[Work task]: Show every line below where "this" can be found.

*** Input data ***

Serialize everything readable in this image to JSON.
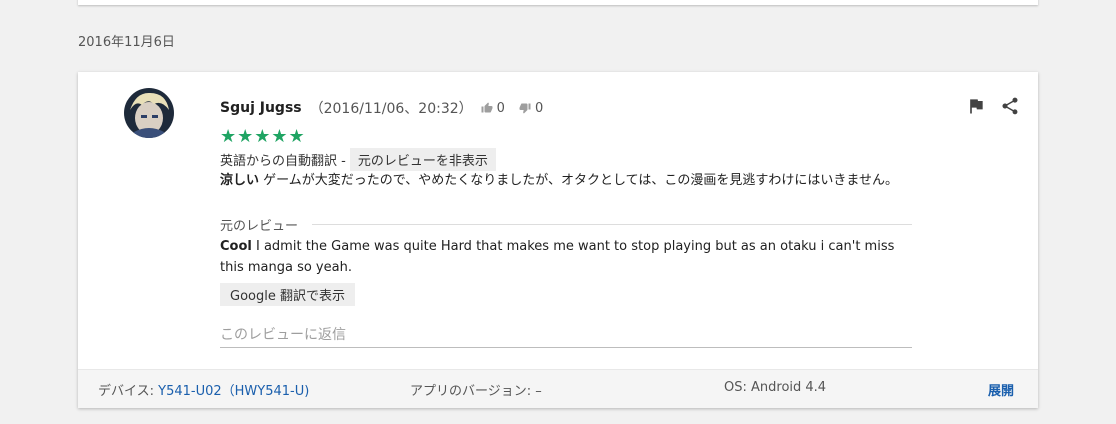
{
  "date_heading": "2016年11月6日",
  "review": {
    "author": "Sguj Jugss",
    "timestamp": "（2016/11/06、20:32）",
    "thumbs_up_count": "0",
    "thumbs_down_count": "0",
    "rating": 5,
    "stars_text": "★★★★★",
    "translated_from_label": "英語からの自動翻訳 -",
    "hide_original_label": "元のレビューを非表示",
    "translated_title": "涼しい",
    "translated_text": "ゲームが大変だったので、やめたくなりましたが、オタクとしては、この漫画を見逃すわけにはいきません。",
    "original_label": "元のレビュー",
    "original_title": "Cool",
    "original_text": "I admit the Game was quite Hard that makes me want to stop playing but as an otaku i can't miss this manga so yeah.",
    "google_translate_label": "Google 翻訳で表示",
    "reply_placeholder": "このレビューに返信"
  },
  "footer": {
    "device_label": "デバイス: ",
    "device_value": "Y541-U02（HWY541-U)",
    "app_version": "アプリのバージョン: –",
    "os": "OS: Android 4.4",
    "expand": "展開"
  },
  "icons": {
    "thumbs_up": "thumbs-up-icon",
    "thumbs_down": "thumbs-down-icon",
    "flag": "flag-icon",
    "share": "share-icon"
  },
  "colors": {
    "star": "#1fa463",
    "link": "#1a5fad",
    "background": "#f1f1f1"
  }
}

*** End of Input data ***

[Written solution]:
Serialize everything readable in this image to JSON.
    "original_text": "I admit the Game was quite Hard that makes me want to stop playing but as an otaku i can't miss this manga so yeah.",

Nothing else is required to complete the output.